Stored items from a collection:
•••••

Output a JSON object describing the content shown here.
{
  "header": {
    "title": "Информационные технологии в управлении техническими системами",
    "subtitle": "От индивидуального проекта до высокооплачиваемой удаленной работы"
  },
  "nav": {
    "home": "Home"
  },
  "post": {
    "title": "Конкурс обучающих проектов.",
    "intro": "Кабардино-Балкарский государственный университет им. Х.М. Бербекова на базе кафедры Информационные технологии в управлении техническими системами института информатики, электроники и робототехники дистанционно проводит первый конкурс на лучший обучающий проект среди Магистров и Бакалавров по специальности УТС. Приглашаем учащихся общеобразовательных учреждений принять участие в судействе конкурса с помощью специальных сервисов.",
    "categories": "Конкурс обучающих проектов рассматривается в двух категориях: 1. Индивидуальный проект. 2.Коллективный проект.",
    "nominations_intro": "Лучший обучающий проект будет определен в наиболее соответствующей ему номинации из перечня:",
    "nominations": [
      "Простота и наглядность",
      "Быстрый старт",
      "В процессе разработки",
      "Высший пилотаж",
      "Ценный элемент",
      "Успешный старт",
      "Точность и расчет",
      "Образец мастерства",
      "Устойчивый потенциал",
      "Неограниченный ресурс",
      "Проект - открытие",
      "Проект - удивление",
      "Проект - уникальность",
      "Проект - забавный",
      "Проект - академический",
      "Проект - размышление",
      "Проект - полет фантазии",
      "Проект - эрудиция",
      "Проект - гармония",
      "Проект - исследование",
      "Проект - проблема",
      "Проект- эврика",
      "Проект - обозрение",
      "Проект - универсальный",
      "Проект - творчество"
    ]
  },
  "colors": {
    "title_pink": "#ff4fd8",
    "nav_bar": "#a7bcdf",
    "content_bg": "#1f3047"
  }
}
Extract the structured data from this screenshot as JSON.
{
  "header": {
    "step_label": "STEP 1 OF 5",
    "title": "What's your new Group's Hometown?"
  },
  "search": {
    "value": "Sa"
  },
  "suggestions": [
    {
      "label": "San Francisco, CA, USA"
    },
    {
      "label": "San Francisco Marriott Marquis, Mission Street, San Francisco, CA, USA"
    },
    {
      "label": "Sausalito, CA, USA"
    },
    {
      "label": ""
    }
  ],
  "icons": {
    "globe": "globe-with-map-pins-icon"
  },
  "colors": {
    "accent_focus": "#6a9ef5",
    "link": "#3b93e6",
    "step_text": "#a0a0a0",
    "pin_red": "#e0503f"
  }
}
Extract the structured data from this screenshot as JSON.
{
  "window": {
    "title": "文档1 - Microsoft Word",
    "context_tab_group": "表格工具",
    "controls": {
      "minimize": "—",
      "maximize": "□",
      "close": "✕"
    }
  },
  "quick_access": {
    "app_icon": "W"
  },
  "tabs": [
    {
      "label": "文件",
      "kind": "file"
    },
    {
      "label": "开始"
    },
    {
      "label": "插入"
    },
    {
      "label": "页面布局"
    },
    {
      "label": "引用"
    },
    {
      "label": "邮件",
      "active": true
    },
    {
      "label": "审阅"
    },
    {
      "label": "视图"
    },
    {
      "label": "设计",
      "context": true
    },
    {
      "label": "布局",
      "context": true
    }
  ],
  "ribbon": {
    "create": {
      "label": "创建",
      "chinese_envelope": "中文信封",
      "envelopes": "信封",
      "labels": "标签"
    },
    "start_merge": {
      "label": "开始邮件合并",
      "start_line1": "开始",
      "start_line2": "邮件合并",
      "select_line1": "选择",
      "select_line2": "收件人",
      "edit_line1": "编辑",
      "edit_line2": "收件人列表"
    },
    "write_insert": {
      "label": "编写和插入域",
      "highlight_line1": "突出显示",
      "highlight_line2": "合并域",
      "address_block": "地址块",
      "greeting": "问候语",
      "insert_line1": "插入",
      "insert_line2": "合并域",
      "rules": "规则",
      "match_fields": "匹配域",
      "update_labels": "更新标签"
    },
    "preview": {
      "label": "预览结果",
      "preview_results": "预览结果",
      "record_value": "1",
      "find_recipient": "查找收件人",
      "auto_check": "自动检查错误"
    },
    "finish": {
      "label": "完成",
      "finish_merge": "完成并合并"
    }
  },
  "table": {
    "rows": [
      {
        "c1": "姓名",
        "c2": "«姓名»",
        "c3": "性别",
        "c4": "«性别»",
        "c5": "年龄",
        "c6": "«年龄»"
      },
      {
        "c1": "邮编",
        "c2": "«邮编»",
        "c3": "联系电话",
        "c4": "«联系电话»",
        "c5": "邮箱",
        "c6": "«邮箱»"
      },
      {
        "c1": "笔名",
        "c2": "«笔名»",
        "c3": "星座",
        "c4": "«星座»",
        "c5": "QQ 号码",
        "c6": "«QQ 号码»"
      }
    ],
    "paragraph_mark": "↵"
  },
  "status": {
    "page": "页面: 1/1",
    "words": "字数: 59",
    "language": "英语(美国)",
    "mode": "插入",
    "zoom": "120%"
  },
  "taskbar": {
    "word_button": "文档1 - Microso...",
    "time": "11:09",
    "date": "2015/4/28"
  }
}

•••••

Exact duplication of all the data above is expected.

Output a JSON object describing the content shown here.
{
  "header": {
    "title": "Информационные технологии в управлении техническими системами",
    "subtitle": "От индивидуального проекта до высокооплачиваемой удаленной работы"
  },
  "nav": {
    "home": "Home"
  },
  "post": {
    "title": "Конкурс обучающих проектов.",
    "intro": "Кабардино-Балкарский государственный университет им. Х.М. Бербекова на базе кафедры Информационные технологии в управлении техническими системами института информатики, электроники и робототехники дистанционно проводит первый конкурс на лучший обучающий проект среди Магистров и Бакалавров по специальности УТС. Приглашаем учащихся общеобразовательных учреждений принять участие в судействе конкурса с помощью специальных сервисов.",
    "categories": "Конкурс обучающих проектов рассматривается в двух категориях: 1. Индивидуальный проект. 2.Коллективный проект.",
    "nominations_intro": "Лучший обучающий проект будет определен в наиболее соответствующей ему номинации из перечня:",
    "nominations": [
      "Простота и наглядность",
      "Быстрый старт",
      "В процессе разработки",
      "Высший пилотаж",
      "Ценный элемент",
      "Успешный старт",
      "Точность и расчет",
      "Образец мастерства",
      "Устойчивый потенциал",
      "Неограниченный ресурс",
      "Проект - открытие",
      "Проект - удивление",
      "Проект - уникальность",
      "Проект - забавный",
      "Проект - академический",
      "Проект - размышление",
      "Проект - полет фантазии",
      "Проект - эрудиция",
      "Проект - гармония",
      "Проект - исследование",
      "Проект - проблема",
      "Проект- эврика",
      "Проект - обозрение",
      "Проект - универсальный",
      "Проект - творчество"
    ]
  },
  "colors": {
    "title_pink": "#ff4fd8",
    "nav_bar": "#a7bcdf",
    "content_bg": "#1f3047"
  }
}
Extract the structured data from this screenshot as JSON.
{
  "header": {
    "step_label": "STEP 1 OF 5",
    "title": "What's your new Group's Hometown?"
  },
  "search": {
    "value": "Sa"
  },
  "suggestions": [
    {
      "label": "San Francisco, CA, USA"
    },
    {
      "label": "San Francisco Marriott Marquis, Mission Street, San Francisco, CA, USA"
    },
    {
      "label": "Sausalito, CA, USA"
    },
    {
      "label": ""
    }
  ],
  "icons": {
    "globe": "globe-with-map-pins-icon"
  },
  "colors": {
    "accent_focus": "#6a9ef5",
    "link": "#3b93e6",
    "step_text": "#a0a0a0",
    "pin_red": "#e0503f"
  }
}
Extract the structured data from this screenshot as JSON.
{
  "window": {
    "title": "文档1 - Microsoft Word",
    "context_tab_group": "表格工具",
    "controls": {
      "minimize": "—",
      "maximize": "□",
      "close": "✕"
    }
  },
  "quick_access": {
    "app_icon": "W"
  },
  "tabs": [
    {
      "label": "文件",
      "kind": "file"
    },
    {
      "label": "开始"
    },
    {
      "label": "插入"
    },
    {
      "label": "页面布局"
    },
    {
      "label": "引用"
    },
    {
      "label": "邮件",
      "active": true
    },
    {
      "label": "审阅"
    },
    {
      "label": "视图"
    },
    {
      "label": "设计",
      "context": true
    },
    {
      "label": "布局",
      "context": true
    }
  ],
  "ribbon": {
    "create": {
      "label": "创建",
      "chinese_envelope": "中文信封",
      "envelopes": "信封",
      "labels": "标签"
    },
    "start_merge": {
      "label": "开始邮件合并",
      "start_line1": "开始",
      "start_line2": "邮件合并",
      "select_line1": "选择",
      "select_line2": "收件人",
      "edit_line1": "编辑",
      "edit_line2": "收件人列表"
    },
    "write_insert": {
      "label": "编写和插入域",
      "highlight_line1": "突出显示",
      "highlight_line2": "合并域",
      "address_block": "地址块",
      "greeting": "问候语",
      "insert_line1": "插入",
      "insert_line2": "合并域",
      "rules": "规则",
      "match_fields": "匹配域",
      "update_labels": "更新标签"
    },
    "preview": {
      "label": "预览结果",
      "preview_results": "预览结果",
      "record_value": "1",
      "find_recipient": "查找收件人",
      "auto_check": "自动检查错误"
    },
    "finish": {
      "label": "完成",
      "finish_merge": "完成并合并"
    }
  },
  "table": {
    "rows": [
      {
        "c1": "姓名",
        "c2": "«姓名»",
        "c3": "性别",
        "c4": "«性别»",
        "c5": "年龄",
        "c6": "«年龄»"
      },
      {
        "c1": "邮编",
        "c2": "«邮编»",
        "c3": "联系电话",
        "c4": "«联系电话»",
        "c5": "邮箱",
        "c6": "«邮箱»"
      },
      {
        "c1": "笔名",
        "c2": "«笔名»",
        "c3": "星座",
        "c4": "«星座»",
        "c5": "QQ 号码",
        "c6": "«QQ 号码»"
      }
    ],
    "paragraph_mark": "↵"
  },
  "status": {
    "page": "页面: 1/1",
    "words": "字数: 59",
    "language": "英语(美国)",
    "mode": "插入",
    "zoom": "120%"
  },
  "taskbar": {
    "word_button": "文档1 - Microso...",
    "time": "11:09",
    "date": "2015/4/28"
  }
}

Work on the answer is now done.